GUIDE TO WRITING ABSTRACTS
Manuscripts submitted to ESNBU must include an abstract. An abstract is a concise summary of a larger work, typically written in one paragraph of 150 to 300 words. Its purpose is to help readers quickly discern the purpose and content of the work. Accuracy, brevity, and clarity are the ABCs of writing a good abstract.
- Use a who, what, when, where, why, how, and "so what" approach to addressing the main elements in your abstract.
- Use specific words, phrases, concepts, and keywords from your paper.
- Use precise, clear, descriptive language, and write from an objective rather than evaluative point of view.
- Write concisely, but in complete sentences.
- Use plain language, do not use jargon, and do not use acronyms except for commonly used terms (then define the acronym the first time used).
- Write in the third person; do not use "I" or "we."
- Use verbs in the active voice.
A well-written abstract generally addresses four key elements:
- Purpose: describes the objectives and hypotheses of the research.
- Methods: describes important features of your research design, data, and analysis. This may include the sample size, geographic location, demographics, variables, controls, conditions, tests, descriptions of research design, details of sampling techniques, and data gathering procedures.
- Results: describes the key findings of the study, including experimental, correlational, or theoretical results. It may also provide a brief explanation of the results.
- Implications: show how the results connect to policy and practice, and provide suggestions for follow-up, future studies, or further analysis.
Sample narrative abstract (205 words) showing how each element adds to the abstract:
Note: The recommended narrative abstract element labels, shown in bold in the sample below, do not appear in the submitted or the published abstract.

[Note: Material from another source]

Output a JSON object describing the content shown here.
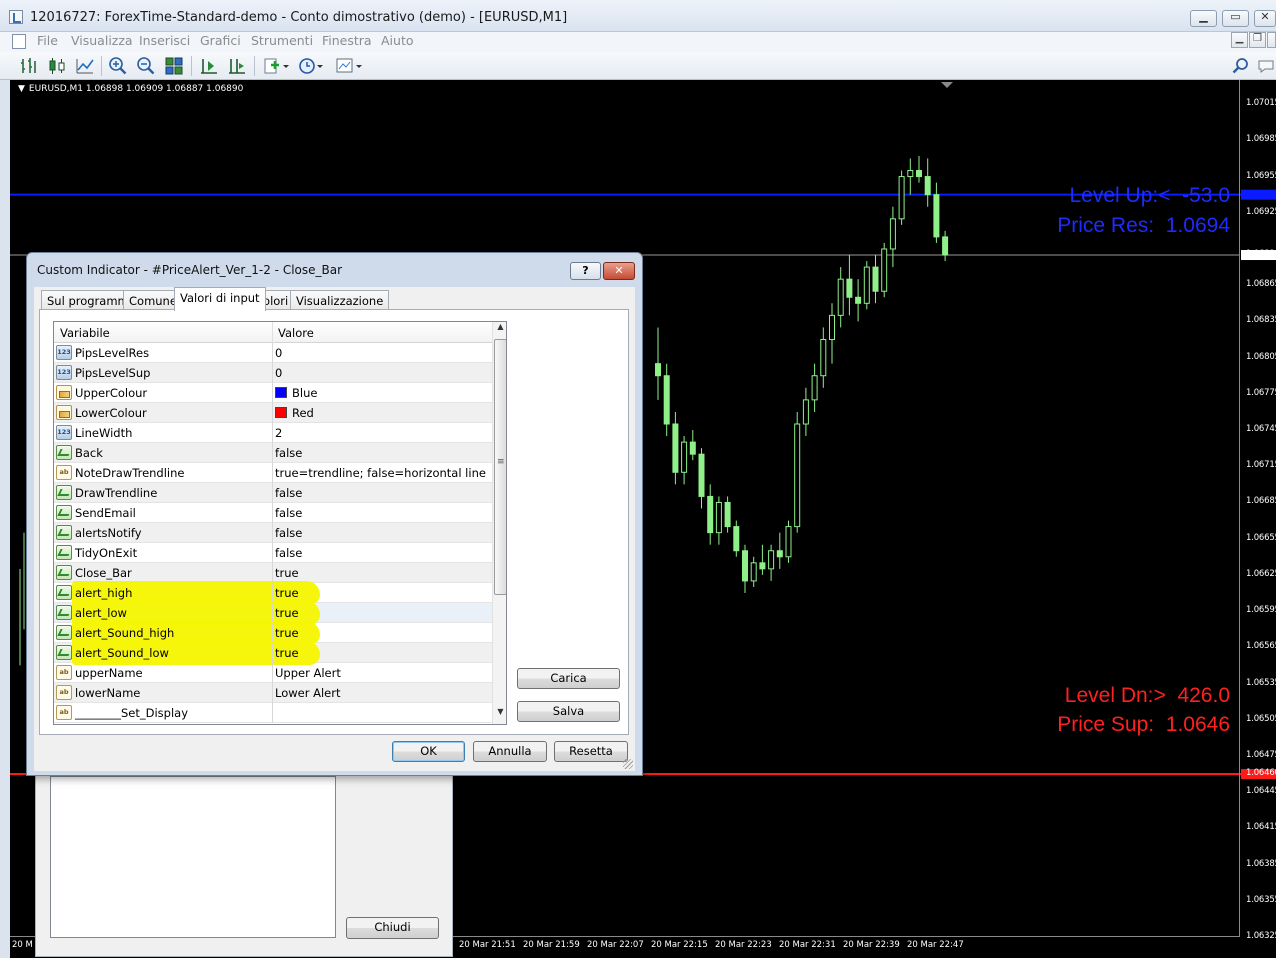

(Purpose) The purpose of this study was to understand the learning trajectories of the growing numbers of English learners in Montana, especially those who struggle to pass state English language proficiency tests. (Methods)This study followed three cohorts of learners in Montana (grade 4, grade 7, and grade 12) over six school years, 2006/07 through 2011/12, to assess their progress in English proficiency (based on their scores on the State English Language Learner Assessment) and their academic progress in mathematics (based on their scores on standardized state tests). (Results) More than 90 percent of the students scored at or above the required level for reclassification as fluent English proficient students. Their cumulative passing rate was highest for the English language proficiency test, followed by academic tests in math. English learner students who were eligible for special education services had the lowest passing rates on both tests. In general, English learners in higher grades had lower cumulative passing rates on both tests than students in lower grades. (Implications) Educators might consider devoting additional attention to improving teaching practices and support services to help the English learner subgroups with the poorest performance (i.e., students in higher grades, male students, students eligible for special education services, and/or students eligible for school lunch programs).